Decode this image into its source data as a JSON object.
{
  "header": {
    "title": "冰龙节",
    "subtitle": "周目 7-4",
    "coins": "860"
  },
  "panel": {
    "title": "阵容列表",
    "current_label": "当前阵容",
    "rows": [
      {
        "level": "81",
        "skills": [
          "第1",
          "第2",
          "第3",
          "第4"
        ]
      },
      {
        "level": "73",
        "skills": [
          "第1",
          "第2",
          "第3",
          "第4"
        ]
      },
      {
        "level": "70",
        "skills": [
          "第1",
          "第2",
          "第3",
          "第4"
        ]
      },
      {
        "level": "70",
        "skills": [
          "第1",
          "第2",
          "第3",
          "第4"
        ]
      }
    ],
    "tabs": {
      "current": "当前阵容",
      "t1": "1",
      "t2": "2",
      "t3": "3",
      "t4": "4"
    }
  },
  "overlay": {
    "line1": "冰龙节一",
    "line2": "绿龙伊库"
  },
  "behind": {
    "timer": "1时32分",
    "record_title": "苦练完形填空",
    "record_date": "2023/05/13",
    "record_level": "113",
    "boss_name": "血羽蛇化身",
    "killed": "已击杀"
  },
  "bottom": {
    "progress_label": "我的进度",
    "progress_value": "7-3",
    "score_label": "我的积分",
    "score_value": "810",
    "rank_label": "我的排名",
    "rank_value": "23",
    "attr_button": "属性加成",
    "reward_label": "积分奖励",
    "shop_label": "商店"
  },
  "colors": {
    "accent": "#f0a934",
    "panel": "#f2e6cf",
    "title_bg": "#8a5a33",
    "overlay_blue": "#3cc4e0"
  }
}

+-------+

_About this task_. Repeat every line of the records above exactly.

_Result of the exercise_.
Decode this image into its source data as a JSON object.
{
  "header": {
    "title": "冰龙节",
    "subtitle": "周目 7-4",
    "coins": "860"
  },
  "panel": {
    "title": "阵容列表",
    "current_label": "当前阵容",
    "rows": [
      {
        "level": "81",
        "skills": [
          "第1",
          "第2",
          "第3",
          "第4"
        ]
      },
      {
        "level": "73",
        "skills": [
          "第1",
          "第2",
          "第3",
          "第4"
        ]
      },
      {
        "level": "70",
        "skills": [
          "第1",
          "第2",
          "第3",
          "第4"
        ]
      },
      {
        "level": "70",
        "skills": [
          "第1",
          "第2",
          "第3",
          "第4"
        ]
      }
    ],
    "tabs": {
      "current": "当前阵容",
      "t1": "1",
      "t2": "2",
      "t3": "3",
      "t4": "4"
    }
  },
  "overlay": {
    "line1": "冰龙节一",
    "line2": "绿龙伊库"
  },
  "behind": {
    "timer": "1时32分",
    "record_title": "苦练完形填空",
    "record_date": "2023/05/13",
    "record_level": "113",
    "boss_name": "血羽蛇化身",
    "killed": "已击杀"
  },
  "bottom": {
    "progress_label": "我的进度",
    "progress_value": "7-3",
    "score_label": "我的积分",
    "score_value": "810",
    "rank_label": "我的排名",
    "rank_value": "23",
    "attr_button": "属性加成",
    "reward_label": "积分奖励",
    "shop_label": "商店"
  },
  "colors": {
    "accent": "#f0a934",
    "panel": "#f2e6cf",
    "title_bg": "#8a5a33",
    "overlay_blue": "#3cc4e0"
  }
}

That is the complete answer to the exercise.